[Start of section]

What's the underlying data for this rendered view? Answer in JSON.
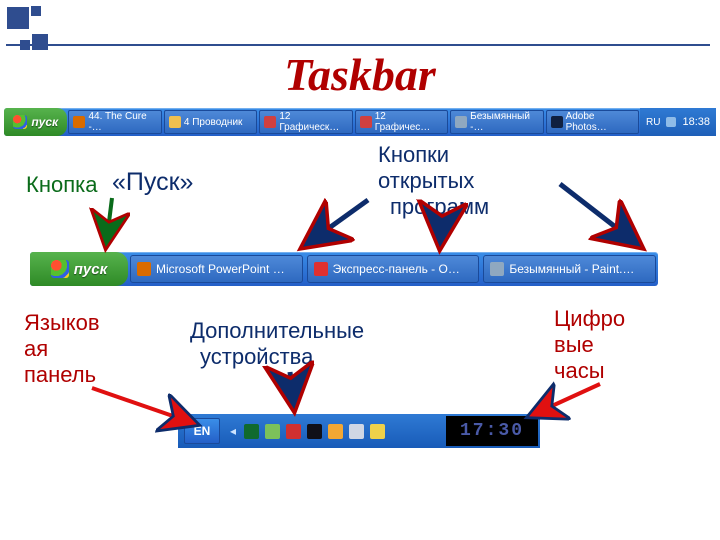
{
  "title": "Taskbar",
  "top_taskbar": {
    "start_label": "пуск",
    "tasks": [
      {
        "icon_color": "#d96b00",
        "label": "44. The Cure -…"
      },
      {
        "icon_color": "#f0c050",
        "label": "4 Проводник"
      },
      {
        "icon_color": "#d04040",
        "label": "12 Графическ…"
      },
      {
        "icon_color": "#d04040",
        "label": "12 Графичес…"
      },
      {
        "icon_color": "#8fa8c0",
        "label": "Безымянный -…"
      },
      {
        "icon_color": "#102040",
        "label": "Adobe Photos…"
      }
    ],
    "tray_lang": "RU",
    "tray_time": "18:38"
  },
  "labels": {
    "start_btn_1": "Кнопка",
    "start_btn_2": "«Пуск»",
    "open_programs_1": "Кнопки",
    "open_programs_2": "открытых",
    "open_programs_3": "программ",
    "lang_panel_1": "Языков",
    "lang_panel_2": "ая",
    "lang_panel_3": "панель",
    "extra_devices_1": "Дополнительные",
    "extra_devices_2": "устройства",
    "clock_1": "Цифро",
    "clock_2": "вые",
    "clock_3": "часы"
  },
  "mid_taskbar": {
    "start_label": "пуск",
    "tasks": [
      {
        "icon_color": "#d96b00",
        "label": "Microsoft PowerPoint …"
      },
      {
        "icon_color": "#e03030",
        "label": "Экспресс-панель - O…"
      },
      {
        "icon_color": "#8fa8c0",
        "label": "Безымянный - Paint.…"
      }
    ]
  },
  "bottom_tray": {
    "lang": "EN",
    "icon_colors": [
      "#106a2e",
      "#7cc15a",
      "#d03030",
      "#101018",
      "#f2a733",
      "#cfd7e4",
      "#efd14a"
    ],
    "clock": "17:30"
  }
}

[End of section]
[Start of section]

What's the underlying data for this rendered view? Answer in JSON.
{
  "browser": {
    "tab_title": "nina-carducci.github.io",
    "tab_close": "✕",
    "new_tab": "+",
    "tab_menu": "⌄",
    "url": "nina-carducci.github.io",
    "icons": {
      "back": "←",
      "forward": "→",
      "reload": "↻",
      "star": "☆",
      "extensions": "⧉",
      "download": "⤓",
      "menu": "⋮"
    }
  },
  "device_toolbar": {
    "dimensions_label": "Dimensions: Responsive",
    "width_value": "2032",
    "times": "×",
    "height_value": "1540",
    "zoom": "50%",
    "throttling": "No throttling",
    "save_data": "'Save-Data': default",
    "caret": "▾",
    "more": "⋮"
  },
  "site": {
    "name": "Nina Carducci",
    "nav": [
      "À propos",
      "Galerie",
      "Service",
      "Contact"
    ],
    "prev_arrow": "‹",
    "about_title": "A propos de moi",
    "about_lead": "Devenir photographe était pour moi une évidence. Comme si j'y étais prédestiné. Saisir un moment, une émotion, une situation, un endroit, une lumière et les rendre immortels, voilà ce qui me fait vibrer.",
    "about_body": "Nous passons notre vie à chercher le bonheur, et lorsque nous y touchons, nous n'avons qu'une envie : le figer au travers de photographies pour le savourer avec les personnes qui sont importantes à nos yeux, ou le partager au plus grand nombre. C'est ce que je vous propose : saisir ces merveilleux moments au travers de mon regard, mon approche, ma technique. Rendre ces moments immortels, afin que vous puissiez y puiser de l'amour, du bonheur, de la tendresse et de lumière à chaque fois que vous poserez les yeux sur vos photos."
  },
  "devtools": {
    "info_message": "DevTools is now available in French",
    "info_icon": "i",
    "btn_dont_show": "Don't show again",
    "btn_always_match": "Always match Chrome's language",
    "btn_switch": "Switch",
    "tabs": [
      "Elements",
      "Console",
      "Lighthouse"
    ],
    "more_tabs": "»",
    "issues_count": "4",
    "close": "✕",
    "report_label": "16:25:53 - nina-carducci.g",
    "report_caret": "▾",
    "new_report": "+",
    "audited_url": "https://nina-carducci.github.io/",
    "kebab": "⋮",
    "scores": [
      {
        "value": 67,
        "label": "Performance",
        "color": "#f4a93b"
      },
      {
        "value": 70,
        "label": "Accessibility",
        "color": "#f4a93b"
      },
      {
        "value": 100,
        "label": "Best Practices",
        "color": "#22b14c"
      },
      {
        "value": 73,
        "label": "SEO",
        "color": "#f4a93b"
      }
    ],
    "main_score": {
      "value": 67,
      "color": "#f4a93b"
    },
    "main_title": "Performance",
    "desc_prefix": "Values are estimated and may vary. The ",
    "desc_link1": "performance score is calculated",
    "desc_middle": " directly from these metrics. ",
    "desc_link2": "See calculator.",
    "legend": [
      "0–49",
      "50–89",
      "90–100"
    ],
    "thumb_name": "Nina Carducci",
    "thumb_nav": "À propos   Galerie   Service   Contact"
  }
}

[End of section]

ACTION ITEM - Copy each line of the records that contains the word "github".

ANSWER TO THE EXERCISE -
    "tab_title": "nina-carducci.github.io",
    "url": "nina-carducci.github.io",
    "audited_url": "https://nina-carducci.github.io/",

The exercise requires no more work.